Mitral valve repair is the recommended method of treating valve incompetency. However, the procedure is quite difficult and, as a result, underperformed due to surgeon’s need to predict the closed valve shape of the patient’s arrested heart. While the interactive process of predicting closed valve shape is achieved by physically manipulating valve tissue (known as valve analysis), surgical training consists of traditional, non-interactive pedagogy (e.g., book-based learning and lectures) followed by an apprenticeship model where the trainee is gradually given hands-on experience, resulting in post-medical school training that is often 10 years or greater. The continuing education of practicing cardiac surgeons also typically relies on the absorption of presented information rather than hands-on instruction. The dichotomy of training an interactive process thorugh noninteractive instruction is obvious and inefficient. Therefore, in this work we develop an interactive, simulation-based system for training valve analysis and the prediction of closed valve shape. We show that not only can such a system distinguish between users of differing skill levels, but it also is more effective than traditional pedagogy in training predictive skills, suggesting the potential of such methods to improve existing instruction and thereby increasing the rate of valve repair.

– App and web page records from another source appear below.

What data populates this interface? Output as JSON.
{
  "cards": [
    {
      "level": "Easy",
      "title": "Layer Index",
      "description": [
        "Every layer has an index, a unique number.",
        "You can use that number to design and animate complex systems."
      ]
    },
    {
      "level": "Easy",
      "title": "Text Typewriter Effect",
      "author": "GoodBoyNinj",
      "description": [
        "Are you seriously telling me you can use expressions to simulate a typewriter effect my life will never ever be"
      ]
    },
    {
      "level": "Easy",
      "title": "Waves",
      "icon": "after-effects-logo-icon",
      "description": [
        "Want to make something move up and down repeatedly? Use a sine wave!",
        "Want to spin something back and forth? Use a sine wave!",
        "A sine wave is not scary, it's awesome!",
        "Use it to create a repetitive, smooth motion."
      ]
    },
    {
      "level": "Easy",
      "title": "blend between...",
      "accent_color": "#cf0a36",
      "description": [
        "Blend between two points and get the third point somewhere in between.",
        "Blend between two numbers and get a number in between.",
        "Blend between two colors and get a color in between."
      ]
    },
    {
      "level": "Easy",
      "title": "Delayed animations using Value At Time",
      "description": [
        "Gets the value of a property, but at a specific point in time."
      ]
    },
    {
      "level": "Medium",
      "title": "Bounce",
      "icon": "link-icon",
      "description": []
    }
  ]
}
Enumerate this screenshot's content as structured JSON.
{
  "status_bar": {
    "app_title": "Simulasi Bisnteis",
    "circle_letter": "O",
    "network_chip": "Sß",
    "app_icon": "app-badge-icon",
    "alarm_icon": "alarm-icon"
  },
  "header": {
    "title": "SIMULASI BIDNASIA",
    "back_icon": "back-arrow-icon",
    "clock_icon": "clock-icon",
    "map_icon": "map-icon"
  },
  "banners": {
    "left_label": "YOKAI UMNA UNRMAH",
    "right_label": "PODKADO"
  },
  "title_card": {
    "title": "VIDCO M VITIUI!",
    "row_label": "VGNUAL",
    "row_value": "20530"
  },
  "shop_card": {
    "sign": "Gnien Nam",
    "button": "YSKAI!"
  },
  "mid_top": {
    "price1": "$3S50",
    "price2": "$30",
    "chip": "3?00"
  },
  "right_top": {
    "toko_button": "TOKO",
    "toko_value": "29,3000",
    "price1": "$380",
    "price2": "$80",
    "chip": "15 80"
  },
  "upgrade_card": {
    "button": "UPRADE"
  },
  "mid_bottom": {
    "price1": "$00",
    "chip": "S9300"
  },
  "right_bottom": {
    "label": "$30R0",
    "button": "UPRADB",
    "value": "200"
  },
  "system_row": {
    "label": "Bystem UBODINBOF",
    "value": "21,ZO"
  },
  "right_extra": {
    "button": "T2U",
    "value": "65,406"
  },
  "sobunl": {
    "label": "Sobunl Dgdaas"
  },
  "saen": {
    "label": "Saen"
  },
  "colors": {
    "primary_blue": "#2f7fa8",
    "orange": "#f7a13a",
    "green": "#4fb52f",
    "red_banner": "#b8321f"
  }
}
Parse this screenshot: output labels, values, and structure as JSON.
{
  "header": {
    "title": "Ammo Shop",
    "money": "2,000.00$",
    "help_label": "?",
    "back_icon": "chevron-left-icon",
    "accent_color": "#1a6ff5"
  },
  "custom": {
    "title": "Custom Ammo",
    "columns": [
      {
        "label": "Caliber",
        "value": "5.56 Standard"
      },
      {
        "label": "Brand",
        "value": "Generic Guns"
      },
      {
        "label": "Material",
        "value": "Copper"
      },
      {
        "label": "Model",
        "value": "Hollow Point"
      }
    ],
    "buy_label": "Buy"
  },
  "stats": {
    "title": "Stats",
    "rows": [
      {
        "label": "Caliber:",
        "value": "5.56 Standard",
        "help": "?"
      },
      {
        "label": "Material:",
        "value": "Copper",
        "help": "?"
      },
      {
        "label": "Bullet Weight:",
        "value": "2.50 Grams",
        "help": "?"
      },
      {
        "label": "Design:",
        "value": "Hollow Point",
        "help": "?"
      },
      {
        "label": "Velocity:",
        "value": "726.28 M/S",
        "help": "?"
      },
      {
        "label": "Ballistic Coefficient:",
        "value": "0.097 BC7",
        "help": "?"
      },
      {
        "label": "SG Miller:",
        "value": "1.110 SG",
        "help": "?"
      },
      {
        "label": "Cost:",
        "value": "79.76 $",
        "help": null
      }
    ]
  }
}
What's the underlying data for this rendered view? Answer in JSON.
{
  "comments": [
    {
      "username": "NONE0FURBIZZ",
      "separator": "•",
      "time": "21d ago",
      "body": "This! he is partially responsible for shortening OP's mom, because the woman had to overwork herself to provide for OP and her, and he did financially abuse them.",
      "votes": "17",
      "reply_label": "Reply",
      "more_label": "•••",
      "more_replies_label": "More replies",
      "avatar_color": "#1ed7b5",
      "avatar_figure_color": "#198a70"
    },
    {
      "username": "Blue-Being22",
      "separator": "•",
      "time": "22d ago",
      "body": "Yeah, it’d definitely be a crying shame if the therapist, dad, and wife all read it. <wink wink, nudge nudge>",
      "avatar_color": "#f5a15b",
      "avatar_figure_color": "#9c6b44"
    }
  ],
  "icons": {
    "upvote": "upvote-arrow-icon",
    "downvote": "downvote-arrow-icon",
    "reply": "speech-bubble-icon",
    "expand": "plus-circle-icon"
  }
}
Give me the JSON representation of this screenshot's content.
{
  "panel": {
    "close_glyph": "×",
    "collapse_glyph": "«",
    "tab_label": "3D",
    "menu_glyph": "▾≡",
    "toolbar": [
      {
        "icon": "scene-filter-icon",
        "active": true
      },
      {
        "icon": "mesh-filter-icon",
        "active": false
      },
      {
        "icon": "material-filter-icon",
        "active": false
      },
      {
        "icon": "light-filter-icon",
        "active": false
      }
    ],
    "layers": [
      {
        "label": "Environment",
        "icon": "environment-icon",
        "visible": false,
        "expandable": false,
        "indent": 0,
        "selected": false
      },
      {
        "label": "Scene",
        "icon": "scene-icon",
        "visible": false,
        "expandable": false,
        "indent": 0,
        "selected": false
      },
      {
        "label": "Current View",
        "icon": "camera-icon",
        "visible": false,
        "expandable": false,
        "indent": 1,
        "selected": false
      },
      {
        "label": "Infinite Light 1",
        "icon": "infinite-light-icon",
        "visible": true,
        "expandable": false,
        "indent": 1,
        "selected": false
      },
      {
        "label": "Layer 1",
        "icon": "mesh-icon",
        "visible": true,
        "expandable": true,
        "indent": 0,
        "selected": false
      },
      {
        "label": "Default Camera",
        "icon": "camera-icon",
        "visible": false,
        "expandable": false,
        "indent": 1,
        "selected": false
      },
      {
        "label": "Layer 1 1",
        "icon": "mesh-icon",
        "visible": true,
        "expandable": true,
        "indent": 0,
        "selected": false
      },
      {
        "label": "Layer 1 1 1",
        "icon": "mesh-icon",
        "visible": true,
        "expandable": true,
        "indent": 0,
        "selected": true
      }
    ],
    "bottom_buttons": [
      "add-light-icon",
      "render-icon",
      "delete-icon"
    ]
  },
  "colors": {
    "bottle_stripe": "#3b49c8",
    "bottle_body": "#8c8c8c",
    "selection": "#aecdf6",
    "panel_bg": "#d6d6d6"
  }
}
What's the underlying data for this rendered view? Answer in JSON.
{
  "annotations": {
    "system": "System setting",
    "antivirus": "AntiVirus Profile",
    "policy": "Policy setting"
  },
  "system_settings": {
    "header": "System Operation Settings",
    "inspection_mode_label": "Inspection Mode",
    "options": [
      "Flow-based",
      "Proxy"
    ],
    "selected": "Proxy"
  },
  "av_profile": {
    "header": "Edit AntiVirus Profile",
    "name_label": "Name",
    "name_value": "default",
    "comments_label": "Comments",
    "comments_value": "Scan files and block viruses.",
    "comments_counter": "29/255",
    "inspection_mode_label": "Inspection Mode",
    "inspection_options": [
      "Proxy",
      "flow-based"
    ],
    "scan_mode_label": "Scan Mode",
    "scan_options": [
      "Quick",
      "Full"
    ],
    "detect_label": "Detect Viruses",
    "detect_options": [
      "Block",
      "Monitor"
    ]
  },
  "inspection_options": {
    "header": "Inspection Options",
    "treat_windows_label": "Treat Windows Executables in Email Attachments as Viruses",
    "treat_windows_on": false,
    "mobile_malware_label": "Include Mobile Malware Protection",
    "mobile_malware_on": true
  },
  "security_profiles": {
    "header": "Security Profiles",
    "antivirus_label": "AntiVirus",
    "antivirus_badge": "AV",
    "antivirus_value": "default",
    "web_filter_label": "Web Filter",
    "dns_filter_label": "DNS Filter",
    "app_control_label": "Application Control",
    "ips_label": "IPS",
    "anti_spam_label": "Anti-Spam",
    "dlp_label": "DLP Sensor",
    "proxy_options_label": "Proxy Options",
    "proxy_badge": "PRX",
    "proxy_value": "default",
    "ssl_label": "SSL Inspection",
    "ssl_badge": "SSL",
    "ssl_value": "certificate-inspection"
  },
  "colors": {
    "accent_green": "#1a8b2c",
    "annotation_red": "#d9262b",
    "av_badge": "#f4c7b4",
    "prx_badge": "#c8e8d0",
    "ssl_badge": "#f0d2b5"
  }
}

Publication Date



Link Foundation Fellowship for the years 2012-2013.

FORM Final Report Neil Tenenholtz.pdf (141 kB)
Standard cover form for report



To view the content in your browser, please download Adobe Reader or, alternately,
you may Download the file to your hard drive.

NOTE: The latest versions of Adobe Reader do not support viewing PDF files within Firefox on Mac OS and if you are using a modern (Intel) Mac, there is no official plugin for viewing PDF files within the browser window.